It will be Fajardo vs. Troyer for Pierce County sheriff. Insiders survive primary

PIERCE COUNTY, Wash. — The two internal candidates to replace retiring Pierce County Sheriff Paul Pastor will face off in the general election.

Detective Ed Troyer, spokesman for the Sheriff’s Department, carried nearly 53 percent of the Aug. 4 primary vote, according to Friday’s vote totals.

“I was born and raised in this area, and I’ve been part of the community forever,” Troyer said. “All my charity work is being tied into all of this. I think people have been very supportive of me and the tools I bring.”

In second place with nearly 20 percent of the vote was Lt. Cyndie Fajardo, who runs emergency response for the department.

Fajardo was outpacing the other candidates, County Council Chairman Doug Richardson and federal police officer Darin Harris, in the top-two primary.

Fajardo said she was prepared for Troyer to overwhelmingly win the primary. She said she knew upon filing that Troyer’s name recognition would be hard to beat.

“He’s been on the television for the last 20 years,” she said. “He has been the face of the department, and most people thought Ed Troyer was the sheriff before he was even running. That’s just a matter of informing the public.”

Troyer has spent $10,146 of his $11,570 campaign contributions, and Fajardo has $3,983 left of the $48,798 she’s raised thus far, according to Public Disclosure Commission reports.

Both insiders have based their campaigns on experience and community engagement, but their messages on department funding and hiring show different priorities.


Both are under scrutiny for recent actions.

Local activist groups, including the Tacoma Action Collective, recently have called for Troyer’s firing, saying he did not provide a complete narrative regarding the death of Manuel Ellis.

Ellis died in Tacoma police custody earlier this year, and the Sheriff’s Department investigated the case.

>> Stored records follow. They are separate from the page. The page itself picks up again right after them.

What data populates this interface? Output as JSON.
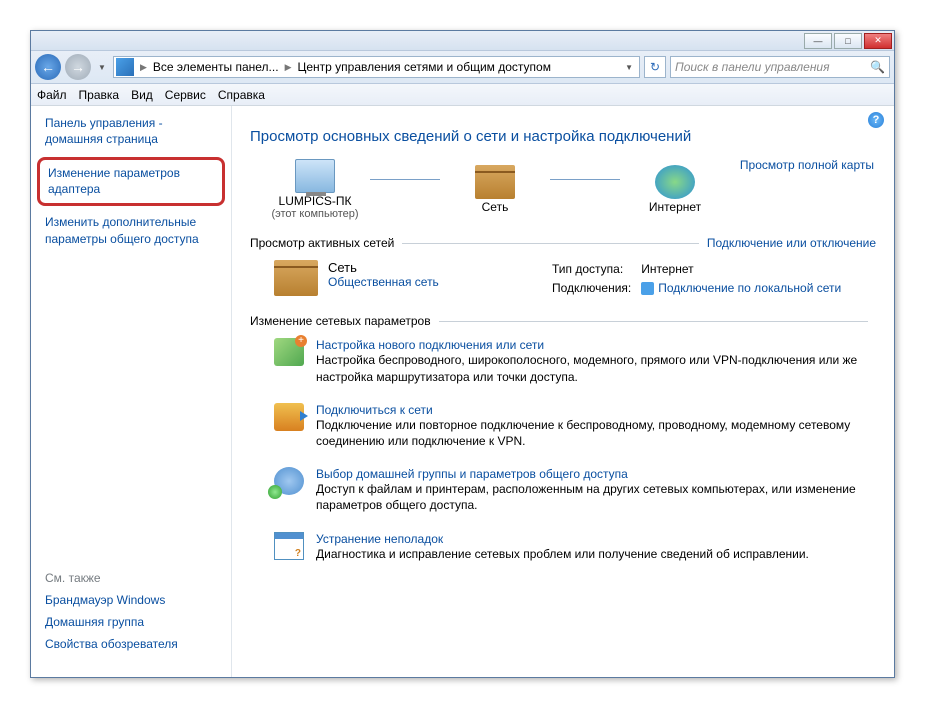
{
  "window": {
    "minimize": "—",
    "maximize": "□",
    "close": "✕"
  },
  "nav": {
    "back": "←",
    "forward": "→",
    "dropdown": "▼"
  },
  "breadcrumb": {
    "item1": "Все элементы панел...",
    "item2": "Центр управления сетями и общим доступом",
    "sep": "▶"
  },
  "refresh": "↻",
  "search": {
    "placeholder": "Поиск в панели управления",
    "icon": "🔍"
  },
  "menubar": {
    "file": "Файл",
    "edit": "Правка",
    "view": "Вид",
    "tools": "Сервис",
    "help": "Справка"
  },
  "sidebar": {
    "home": "Панель управления - домашняя страница",
    "adapter": "Изменение параметров адаптера",
    "sharing": "Изменить дополнительные параметры общего доступа",
    "seealso_label": "См. также",
    "firewall": "Брандмауэр Windows",
    "homegroup": "Домашняя группа",
    "internet_options": "Свойства обозревателя"
  },
  "help_icon": "?",
  "page_title": "Просмотр основных сведений о сети и настройка подключений",
  "netmap": {
    "node1_label": "LUMPICS-ПК",
    "node1_sub": "(этот компьютер)",
    "node2_label": "Сеть",
    "node3_label": "Интернет",
    "fullmap_link": "Просмотр полной карты"
  },
  "active": {
    "header": "Просмотр активных сетей",
    "header_link": "Подключение или отключение",
    "net_name": "Сеть",
    "net_type": "Общественная сеть",
    "access_label": "Тип доступа:",
    "access_value": "Интернет",
    "conn_label": "Подключения:",
    "conn_value": "Подключение по локальной сети"
  },
  "change": {
    "header": "Изменение сетевых параметров"
  },
  "tasks": [
    {
      "title": "Настройка нового подключения или сети",
      "desc": "Настройка беспроводного, широкополосного, модемного, прямого или VPN-подключения или же настройка маршрутизатора или точки доступа."
    },
    {
      "title": "Подключиться к сети",
      "desc": "Подключение или повторное подключение к беспроводному, проводному, модемному сетевому соединению или подключение к VPN."
    },
    {
      "title": "Выбор домашней группы и параметров общего доступа",
      "desc": "Доступ к файлам и принтерам, расположенным на других сетевых компьютерах, или изменение параметров общего доступа."
    },
    {
      "title": "Устранение неполадок",
      "desc": "Диагностика и исправление сетевых проблем или получение сведений об исправлении."
    }
  ]
}
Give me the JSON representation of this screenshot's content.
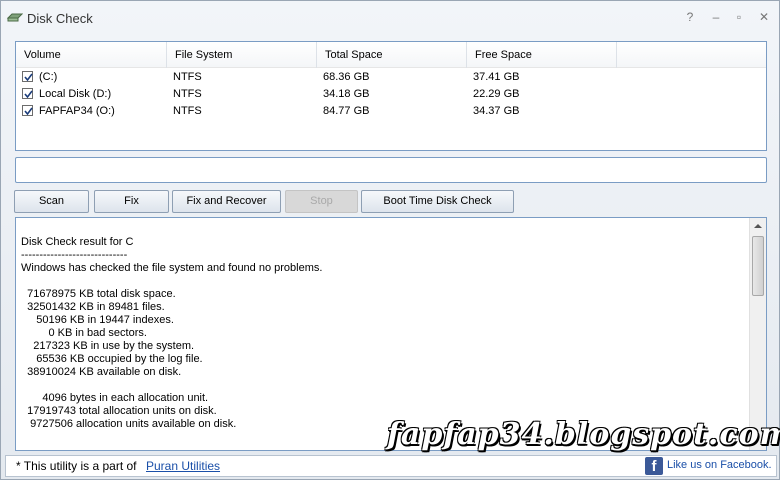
{
  "window": {
    "title": "Disk Check",
    "controls": [
      "?",
      "–",
      "▫",
      "✕"
    ]
  },
  "volumes": {
    "headers": [
      "Volume",
      "File System",
      "Total Space",
      "Free Space"
    ],
    "rows": [
      {
        "checked": true,
        "volume": "(C:)",
        "fs": "NTFS",
        "total": "68.36 GB",
        "free": "37.41 GB"
      },
      {
        "checked": true,
        "volume": "Local Disk (D:)",
        "fs": "NTFS",
        "total": "34.18 GB",
        "free": "22.29 GB"
      },
      {
        "checked": true,
        "volume": "FAPFAP34 (O:)",
        "fs": "NTFS",
        "total": "84.77 GB",
        "free": "34.37 GB"
      }
    ]
  },
  "path_field": {
    "value": ""
  },
  "buttons": {
    "scan": "Scan",
    "fix": "Fix",
    "fix_recover": "Fix and Recover",
    "stop": "Stop",
    "boot_check": "Boot Time Disk Check"
  },
  "output": {
    "text": "Disk Check result for C\n-----------------------------\nWindows has checked the file system and found no problems.\n\n  71678975 KB total disk space.\n  32501432 KB in 89481 files.\n     50196 KB in 19447 indexes.\n         0 KB in bad sectors.\n    217323 KB in use by the system.\n     65536 KB occupied by the log file.\n  38910024 KB available on disk.\n\n       4096 bytes in each allocation unit.\n  17919743 total allocation units on disk.\n   9727506 allocation units available on disk."
  },
  "status": {
    "text": "* This utility is a part of",
    "link": "Puran Utilities",
    "facebook": "Like us on Facebook."
  },
  "watermark": "fapfap34.blogspot.com",
  "colors": {
    "accent_border": "#7a9cc4",
    "link": "#1a4fa8",
    "facebook": "#3b5998"
  }
}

Troyer made a number of public statements regarding the investigation that supporters of Ellis’ family say amounted to covering up police wrongdoing.

Troyer told The News Tribune recently he could not comment on the department’s investigation now because the State Patrol has taken up the case after some people, including Gov. Jay Inslee, questioned whether the Sheriff’s Department could fairly investigate Ellis’ death.

“The state doesn’t want us to comment on it, and we’ll be glad to release information when it’s appropriate,” Troyer said. “It’s nothing we are hiding.”

Fajardo recently faced scrutiny over her leadership of the department’s Special Investigations Unit. The drug unit has been accused by the Pierce County Prosecutor’s Office of violating seven agency protocols, including falsifying records and conducting improper searches.

Asked why she decided to run for sheriff knowing there would be a simultaneous ongoing investigation into the conduct of a unit she supervised, Fajardo said, “Because I have nothing to be ashamed of, and I have nothing to hide. I know what had happened.”


Troyer, who has been with the department for his entire 35-year career, said he hopes to bolster the department’s ranks by hiring officers and deputies from other agencies. When recruits without experience are hired, the agency spends $60,000 per person to send them to the state’s law enforcement academy, he said.

The Sheriff’s Department has been in communication with several officers from neighboring law enforcement agencies and is in the process of hiring some of them. Troyer said, as sheriff, he would continue that effort.

Fajardo, who has spent 32 years of her 36-year career in law enforcement with the department, believes in hiring more diverse deputies. To do so, she told The News Tribune, she would encourage candid conversations in the department on the lack of retention of female and minority deputies.

She also would like to review the financial requirements of becoming a deputy. There are financial history checks during the hiring process, and Fajardo said that’s where many Black applicants are lost.

“I think we need to take a more personal look,” she said. “Was it situational or was it a pattern or their character that makes them not a fit for this job?”

While there are ongoing calls for law enforcement agencies to see dramatic reductions in their budgets, Fajardo told The News Tribune there needs to be an honest discussion with the community on what it wants.

A 2016 study on staffing at the sheriff’s department found that the number of deputies within the department was decreasing. In 2009, there were 235 deputies. In 2016, there were 189.

Troyer said the department has .7 of a deputy per 1,000 residents. There are more than two deputies for every 1,000 residents in the King County Sheriff’s Department.

Fajardo said rather than relying on the Pierce County Council to approve more funding for the department, there needs to be a fundamental change in policing and who responds to 911 calls. That shift doesn’t require more law enforcement, but rather more mental and behavioral health partnerships.

“(The department) cannot continue to police the way we have been policing, and I have listened to those stories, and I have seen their frustration in not getting what they need,” she said. “That study is based on manpower of responding to every 911 call. But is that what’s needed? Are we using our resources in the best manner?”

Troyer said he would advocate for getting more deputies and investigators.

The department could double its staffing and still have fewer deputies per 1,000 residents than other sheriff departments, he said, citing the 2016 study.

“We will not be de-policing,” he said. “If we doubled, we would still be understaffed and burning out because we don’t have enough.”

Troyer said that he would allow Fajardo to remain in her position at the department if he won. When posed the same question, Fajardo said: “I am not making any promises to anyone at this point. I have to win first.”